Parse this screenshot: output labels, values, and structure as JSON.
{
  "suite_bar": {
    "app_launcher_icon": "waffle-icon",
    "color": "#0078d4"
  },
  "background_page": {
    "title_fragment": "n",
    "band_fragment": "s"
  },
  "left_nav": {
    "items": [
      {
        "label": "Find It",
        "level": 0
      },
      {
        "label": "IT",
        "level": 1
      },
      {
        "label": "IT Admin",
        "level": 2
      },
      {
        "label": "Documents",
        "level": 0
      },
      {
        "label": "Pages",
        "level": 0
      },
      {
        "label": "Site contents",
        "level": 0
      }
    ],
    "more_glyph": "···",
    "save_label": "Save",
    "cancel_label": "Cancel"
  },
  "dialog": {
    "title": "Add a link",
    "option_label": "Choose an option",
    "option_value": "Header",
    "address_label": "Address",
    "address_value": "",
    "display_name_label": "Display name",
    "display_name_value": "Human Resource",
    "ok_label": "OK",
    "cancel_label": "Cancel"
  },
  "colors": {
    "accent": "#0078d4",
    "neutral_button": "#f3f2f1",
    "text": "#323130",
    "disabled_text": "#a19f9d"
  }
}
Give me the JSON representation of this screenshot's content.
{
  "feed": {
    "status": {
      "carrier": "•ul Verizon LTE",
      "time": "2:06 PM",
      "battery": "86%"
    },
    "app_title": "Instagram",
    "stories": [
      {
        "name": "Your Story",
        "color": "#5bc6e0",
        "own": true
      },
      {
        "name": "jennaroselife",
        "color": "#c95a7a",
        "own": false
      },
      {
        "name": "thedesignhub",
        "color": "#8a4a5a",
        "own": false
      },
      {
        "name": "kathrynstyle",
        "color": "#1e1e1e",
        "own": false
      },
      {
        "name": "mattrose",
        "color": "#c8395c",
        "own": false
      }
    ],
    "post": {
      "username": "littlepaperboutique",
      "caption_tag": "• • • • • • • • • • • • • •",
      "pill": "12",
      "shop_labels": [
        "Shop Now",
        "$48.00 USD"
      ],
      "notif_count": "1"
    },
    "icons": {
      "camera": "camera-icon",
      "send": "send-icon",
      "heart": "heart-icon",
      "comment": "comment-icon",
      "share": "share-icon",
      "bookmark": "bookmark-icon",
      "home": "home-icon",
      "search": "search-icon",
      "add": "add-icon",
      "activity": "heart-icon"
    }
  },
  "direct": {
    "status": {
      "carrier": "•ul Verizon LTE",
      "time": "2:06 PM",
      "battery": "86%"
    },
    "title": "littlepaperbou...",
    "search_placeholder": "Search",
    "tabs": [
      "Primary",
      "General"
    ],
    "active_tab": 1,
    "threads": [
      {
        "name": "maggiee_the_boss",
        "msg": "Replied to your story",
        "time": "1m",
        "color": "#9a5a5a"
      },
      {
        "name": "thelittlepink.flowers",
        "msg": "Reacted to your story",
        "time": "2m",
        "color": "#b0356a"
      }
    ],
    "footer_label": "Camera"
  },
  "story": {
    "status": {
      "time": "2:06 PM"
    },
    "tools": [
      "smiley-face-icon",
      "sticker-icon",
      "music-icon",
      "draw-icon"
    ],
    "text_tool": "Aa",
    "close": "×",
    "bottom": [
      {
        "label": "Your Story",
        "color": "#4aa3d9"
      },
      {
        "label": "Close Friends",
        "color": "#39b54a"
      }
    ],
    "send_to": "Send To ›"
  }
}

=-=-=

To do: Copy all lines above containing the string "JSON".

Response to this task:
Parse this screenshot: output labels, values, and structure as JSON.
Give me the JSON representation of this screenshot's content.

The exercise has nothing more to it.